> _Stored data_:

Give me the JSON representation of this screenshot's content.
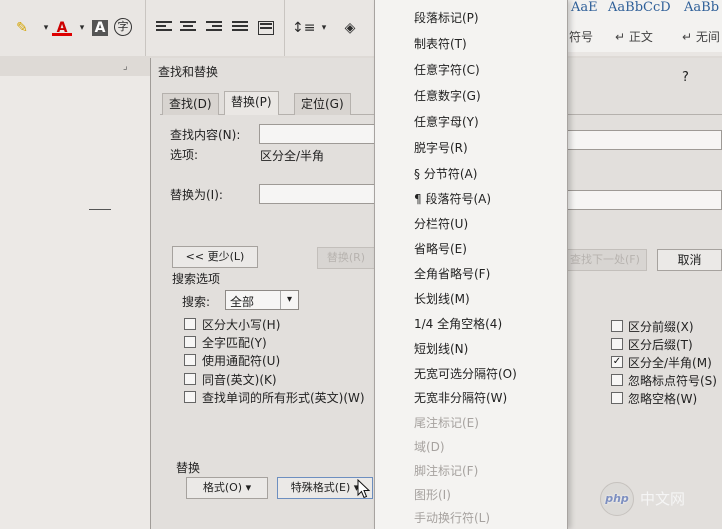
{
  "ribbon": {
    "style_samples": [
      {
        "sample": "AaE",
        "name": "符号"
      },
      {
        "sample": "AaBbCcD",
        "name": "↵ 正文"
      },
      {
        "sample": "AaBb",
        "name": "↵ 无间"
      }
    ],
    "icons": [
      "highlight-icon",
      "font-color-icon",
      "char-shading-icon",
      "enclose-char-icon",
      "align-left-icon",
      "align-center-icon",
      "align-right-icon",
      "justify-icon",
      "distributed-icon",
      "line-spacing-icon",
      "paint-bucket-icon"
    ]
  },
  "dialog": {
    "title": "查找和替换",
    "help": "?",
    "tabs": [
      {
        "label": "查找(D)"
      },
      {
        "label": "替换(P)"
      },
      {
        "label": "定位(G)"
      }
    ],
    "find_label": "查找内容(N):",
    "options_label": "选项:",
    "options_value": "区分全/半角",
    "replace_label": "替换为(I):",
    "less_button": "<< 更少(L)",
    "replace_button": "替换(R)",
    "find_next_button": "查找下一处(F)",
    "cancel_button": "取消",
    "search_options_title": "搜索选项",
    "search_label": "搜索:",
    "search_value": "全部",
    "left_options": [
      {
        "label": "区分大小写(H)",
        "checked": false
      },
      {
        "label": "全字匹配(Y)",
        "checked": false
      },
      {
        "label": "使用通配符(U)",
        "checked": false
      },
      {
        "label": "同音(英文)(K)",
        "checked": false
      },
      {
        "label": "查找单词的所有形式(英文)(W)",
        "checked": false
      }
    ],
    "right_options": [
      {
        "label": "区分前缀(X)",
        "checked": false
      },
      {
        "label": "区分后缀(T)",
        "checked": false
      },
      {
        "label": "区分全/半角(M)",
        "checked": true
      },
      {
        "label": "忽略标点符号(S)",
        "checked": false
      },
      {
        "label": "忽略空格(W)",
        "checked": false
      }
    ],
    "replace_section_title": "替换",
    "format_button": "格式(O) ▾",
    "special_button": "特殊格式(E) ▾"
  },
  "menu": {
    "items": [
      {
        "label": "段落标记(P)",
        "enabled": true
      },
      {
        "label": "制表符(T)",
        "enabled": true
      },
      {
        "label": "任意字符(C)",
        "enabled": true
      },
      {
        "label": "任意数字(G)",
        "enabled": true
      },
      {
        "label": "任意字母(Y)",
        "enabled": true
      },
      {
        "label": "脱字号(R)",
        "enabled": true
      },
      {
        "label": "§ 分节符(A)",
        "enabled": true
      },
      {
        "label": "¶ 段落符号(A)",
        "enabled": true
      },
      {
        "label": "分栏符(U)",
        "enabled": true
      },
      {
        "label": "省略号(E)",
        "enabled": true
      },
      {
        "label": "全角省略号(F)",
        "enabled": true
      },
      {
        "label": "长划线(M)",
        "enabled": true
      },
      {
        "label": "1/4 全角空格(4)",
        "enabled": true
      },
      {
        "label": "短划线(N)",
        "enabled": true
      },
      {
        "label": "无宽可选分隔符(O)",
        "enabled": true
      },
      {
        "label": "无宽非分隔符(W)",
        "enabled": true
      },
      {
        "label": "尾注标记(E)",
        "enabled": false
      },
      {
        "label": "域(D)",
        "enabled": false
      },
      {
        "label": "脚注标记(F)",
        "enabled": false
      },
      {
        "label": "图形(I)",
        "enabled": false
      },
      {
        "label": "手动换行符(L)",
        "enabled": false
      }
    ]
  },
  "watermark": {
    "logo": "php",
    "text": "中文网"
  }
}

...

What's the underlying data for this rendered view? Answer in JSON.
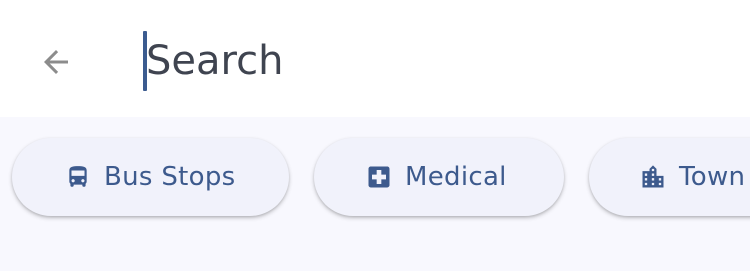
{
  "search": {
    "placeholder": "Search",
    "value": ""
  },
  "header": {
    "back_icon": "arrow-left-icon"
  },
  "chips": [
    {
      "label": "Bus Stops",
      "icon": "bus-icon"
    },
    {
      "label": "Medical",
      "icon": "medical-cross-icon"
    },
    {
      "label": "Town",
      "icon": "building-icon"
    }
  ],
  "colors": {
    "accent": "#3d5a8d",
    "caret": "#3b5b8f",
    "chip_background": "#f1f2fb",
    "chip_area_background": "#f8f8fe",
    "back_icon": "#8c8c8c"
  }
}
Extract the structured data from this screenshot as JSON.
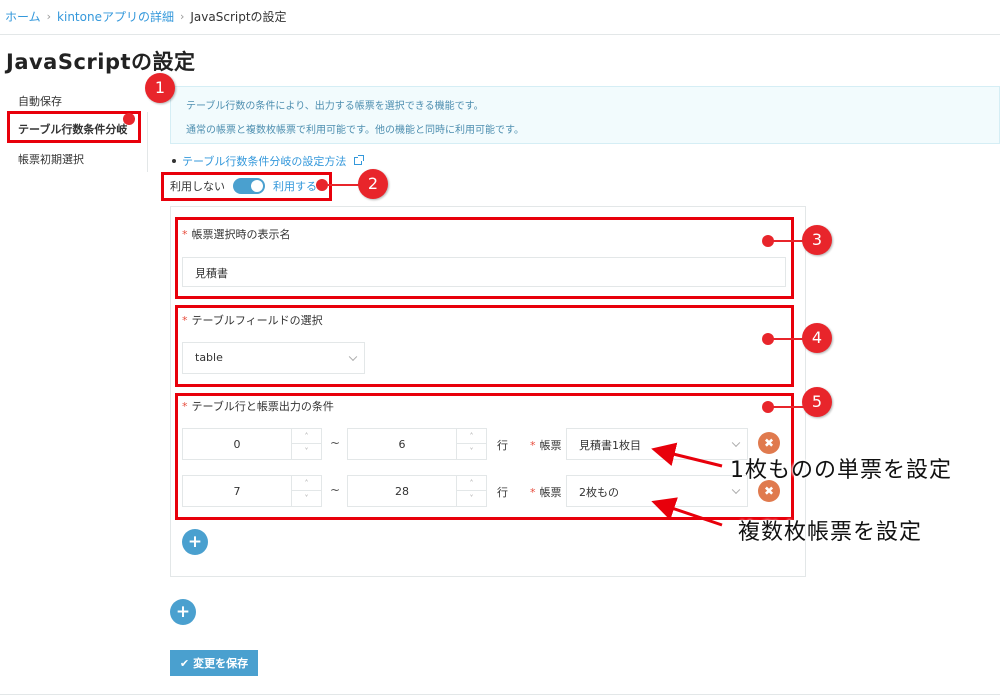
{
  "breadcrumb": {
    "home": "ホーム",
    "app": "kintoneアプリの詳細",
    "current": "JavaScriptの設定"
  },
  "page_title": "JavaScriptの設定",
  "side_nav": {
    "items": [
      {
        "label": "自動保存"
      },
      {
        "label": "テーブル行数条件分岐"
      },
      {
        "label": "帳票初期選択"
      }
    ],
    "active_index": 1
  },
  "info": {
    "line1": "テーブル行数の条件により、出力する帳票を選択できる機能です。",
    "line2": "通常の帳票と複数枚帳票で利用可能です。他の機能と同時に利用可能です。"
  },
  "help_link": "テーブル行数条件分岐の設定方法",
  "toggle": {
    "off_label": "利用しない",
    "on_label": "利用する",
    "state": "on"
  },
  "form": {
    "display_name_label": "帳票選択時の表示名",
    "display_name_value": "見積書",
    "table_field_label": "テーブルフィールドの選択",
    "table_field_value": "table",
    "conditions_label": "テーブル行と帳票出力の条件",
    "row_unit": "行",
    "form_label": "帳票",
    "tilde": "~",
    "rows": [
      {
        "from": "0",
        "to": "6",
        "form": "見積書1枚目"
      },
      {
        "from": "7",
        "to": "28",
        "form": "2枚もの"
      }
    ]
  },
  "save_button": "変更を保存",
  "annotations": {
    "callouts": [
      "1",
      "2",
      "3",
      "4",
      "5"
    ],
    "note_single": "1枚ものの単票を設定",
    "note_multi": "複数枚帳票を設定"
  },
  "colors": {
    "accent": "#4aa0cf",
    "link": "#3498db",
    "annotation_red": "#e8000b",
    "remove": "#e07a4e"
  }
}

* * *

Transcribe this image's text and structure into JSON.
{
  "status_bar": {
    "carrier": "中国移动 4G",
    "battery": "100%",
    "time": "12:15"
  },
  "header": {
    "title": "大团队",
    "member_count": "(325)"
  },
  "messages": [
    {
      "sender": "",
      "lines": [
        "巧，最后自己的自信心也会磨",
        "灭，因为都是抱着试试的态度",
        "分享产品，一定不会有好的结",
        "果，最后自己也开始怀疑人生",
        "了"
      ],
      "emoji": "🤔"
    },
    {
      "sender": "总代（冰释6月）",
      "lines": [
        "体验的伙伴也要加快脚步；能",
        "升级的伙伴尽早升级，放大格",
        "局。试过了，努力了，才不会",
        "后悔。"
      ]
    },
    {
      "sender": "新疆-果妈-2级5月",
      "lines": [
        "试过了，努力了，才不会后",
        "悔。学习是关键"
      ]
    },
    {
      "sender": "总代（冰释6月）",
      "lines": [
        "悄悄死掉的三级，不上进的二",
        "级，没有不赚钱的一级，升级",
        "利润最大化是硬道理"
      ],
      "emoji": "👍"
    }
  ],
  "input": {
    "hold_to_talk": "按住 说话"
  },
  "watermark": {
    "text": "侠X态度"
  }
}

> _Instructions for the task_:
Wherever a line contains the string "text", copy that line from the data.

> _Reply to the task_:
    "text": "中文网"
Transcribe this image's text and structure into JSON.
    "text": "侠X态度"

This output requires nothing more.